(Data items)
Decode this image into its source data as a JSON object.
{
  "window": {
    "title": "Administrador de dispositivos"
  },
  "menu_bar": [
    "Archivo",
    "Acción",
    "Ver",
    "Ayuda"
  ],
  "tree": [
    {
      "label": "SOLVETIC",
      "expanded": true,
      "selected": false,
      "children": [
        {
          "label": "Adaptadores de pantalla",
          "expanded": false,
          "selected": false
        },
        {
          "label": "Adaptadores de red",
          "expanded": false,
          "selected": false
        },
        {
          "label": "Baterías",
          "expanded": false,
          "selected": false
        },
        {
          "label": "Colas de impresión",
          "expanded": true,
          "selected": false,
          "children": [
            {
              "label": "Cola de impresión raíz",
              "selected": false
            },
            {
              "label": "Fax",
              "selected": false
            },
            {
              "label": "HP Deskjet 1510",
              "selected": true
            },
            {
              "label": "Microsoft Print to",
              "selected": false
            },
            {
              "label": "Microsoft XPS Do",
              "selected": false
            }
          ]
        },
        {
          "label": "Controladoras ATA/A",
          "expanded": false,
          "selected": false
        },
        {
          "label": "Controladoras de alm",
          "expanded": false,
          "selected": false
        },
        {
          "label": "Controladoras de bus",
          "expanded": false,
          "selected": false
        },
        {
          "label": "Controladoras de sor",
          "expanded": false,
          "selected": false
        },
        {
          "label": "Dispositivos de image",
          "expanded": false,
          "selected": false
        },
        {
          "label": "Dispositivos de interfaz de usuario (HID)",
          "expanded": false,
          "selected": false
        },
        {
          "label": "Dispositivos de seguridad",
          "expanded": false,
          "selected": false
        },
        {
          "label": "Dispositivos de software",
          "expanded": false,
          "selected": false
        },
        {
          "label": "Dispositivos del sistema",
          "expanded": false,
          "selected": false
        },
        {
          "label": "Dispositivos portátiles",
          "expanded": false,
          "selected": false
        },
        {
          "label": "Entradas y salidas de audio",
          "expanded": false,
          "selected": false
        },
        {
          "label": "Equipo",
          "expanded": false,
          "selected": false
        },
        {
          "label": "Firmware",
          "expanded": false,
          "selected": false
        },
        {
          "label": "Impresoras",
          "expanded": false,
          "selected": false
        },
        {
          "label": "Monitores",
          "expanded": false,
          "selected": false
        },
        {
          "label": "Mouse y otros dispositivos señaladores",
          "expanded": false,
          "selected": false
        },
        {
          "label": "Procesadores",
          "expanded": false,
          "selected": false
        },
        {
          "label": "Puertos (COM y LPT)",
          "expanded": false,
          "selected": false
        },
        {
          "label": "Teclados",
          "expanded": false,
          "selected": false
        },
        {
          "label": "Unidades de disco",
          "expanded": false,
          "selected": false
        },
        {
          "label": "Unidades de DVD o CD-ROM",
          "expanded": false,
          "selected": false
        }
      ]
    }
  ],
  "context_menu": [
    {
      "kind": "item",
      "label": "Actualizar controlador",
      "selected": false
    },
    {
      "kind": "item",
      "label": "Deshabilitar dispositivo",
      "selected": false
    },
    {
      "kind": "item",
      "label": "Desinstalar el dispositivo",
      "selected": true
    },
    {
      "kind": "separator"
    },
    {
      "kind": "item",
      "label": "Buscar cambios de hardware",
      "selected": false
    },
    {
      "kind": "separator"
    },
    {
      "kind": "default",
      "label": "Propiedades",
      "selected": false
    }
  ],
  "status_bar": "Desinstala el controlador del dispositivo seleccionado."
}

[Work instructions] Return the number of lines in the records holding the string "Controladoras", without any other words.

[Exercise response] 4